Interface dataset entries
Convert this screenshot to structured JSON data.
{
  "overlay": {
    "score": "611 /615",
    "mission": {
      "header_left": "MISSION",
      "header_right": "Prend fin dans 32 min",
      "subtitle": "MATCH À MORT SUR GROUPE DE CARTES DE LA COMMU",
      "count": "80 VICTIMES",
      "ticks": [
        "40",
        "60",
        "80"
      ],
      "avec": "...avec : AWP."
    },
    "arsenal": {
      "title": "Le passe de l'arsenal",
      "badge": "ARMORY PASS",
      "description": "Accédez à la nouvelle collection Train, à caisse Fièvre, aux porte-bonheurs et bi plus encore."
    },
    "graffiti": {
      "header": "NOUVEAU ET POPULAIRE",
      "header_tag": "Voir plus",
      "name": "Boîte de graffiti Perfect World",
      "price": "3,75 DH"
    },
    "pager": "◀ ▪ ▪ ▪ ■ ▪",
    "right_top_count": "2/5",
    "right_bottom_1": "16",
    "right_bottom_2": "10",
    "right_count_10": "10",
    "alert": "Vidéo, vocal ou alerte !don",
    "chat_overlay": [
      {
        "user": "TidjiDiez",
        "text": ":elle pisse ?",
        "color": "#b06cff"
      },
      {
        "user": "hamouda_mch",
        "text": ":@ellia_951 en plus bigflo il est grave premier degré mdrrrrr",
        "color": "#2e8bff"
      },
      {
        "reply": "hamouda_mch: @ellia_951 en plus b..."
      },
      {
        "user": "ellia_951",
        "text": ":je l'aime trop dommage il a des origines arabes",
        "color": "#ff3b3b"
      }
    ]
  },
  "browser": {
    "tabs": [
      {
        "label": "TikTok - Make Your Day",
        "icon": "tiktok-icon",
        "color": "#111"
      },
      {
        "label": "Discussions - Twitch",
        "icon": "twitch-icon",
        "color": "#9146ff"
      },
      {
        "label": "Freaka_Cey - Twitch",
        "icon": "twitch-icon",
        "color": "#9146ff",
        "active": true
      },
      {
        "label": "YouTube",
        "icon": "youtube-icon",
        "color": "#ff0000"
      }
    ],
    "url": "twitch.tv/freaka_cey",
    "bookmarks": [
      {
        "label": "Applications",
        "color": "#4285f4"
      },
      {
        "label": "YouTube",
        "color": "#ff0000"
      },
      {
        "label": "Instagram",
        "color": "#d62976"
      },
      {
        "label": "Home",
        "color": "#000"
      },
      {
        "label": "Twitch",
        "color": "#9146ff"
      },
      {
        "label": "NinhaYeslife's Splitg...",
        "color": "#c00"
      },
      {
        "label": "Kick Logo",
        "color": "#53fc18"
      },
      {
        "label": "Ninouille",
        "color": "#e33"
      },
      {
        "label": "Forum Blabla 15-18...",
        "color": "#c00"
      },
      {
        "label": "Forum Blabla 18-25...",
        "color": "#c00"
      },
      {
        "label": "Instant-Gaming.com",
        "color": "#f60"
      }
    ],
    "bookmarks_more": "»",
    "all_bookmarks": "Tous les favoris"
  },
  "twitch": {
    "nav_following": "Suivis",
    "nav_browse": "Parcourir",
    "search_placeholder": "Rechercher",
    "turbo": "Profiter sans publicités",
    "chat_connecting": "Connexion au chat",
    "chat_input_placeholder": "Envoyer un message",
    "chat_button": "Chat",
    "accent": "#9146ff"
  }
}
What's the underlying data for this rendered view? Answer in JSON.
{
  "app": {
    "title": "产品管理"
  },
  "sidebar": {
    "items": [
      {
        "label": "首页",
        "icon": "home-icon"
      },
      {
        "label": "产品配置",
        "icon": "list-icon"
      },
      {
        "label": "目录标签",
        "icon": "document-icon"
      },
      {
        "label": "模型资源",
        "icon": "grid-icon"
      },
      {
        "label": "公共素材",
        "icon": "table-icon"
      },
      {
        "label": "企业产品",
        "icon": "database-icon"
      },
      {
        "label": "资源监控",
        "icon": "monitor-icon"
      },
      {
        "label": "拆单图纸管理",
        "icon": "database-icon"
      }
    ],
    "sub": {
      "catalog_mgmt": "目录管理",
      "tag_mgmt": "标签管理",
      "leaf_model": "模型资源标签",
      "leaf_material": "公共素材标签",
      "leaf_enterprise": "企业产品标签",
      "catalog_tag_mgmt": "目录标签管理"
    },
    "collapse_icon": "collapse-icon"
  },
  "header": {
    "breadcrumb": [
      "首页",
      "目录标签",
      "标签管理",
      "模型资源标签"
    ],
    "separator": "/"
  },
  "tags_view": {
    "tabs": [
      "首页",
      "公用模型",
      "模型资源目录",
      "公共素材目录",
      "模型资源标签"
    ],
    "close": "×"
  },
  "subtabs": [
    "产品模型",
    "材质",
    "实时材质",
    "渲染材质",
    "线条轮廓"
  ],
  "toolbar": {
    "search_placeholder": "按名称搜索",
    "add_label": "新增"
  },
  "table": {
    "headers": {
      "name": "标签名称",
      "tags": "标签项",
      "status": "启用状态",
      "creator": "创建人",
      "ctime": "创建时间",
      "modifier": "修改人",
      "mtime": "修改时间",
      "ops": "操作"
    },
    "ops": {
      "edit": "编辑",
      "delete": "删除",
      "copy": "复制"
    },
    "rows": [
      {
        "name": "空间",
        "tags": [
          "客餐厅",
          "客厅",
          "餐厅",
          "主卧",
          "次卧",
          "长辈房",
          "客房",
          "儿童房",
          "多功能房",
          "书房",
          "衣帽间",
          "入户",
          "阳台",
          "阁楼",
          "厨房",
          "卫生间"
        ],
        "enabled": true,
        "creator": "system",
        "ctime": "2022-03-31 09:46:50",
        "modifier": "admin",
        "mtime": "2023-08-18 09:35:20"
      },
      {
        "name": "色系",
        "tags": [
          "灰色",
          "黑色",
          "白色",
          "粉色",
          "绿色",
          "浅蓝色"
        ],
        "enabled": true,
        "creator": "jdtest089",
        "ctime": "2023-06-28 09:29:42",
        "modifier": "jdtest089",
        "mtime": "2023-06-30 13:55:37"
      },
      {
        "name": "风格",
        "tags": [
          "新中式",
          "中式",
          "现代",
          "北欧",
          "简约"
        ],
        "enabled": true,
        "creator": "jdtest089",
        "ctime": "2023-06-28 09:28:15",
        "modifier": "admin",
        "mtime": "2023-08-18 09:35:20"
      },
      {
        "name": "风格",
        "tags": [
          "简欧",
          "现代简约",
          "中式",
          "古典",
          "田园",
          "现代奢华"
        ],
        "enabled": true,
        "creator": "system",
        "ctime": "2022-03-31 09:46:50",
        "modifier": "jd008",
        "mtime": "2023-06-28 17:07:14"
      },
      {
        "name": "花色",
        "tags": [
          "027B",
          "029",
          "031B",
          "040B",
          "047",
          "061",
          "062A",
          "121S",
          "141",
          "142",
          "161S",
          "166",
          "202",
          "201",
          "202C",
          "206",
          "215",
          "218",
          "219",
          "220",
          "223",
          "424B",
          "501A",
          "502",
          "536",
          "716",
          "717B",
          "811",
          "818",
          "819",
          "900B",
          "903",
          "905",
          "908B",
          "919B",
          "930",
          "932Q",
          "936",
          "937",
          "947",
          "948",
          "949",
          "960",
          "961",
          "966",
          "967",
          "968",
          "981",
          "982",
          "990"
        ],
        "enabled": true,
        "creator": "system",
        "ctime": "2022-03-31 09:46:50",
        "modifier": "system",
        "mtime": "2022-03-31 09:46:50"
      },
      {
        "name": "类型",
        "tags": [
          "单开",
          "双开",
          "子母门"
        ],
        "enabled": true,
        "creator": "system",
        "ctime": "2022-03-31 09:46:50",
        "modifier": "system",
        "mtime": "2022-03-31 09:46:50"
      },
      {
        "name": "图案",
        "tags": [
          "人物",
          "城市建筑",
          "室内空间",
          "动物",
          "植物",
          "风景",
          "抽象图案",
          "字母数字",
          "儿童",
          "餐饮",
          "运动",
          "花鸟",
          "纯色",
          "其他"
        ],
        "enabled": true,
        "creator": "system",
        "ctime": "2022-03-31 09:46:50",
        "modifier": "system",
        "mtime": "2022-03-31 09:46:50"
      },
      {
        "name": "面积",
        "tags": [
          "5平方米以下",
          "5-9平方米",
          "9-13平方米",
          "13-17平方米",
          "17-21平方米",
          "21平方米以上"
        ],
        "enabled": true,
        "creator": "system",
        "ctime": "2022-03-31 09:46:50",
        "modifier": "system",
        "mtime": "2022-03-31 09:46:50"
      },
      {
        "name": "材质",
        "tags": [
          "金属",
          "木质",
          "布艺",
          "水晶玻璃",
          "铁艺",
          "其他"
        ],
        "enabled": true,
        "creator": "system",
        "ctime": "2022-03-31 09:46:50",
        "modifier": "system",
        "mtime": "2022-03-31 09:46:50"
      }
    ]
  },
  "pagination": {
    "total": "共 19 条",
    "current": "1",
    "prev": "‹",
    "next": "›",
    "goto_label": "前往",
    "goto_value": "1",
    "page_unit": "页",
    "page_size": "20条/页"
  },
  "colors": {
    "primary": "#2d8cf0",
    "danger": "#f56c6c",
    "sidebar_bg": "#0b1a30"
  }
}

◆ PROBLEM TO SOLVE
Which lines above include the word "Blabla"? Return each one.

◆ COMPLETED TASK
        "label": "Forum Blabla 15-18...",
        "label": "Forum Blabla 18-25...",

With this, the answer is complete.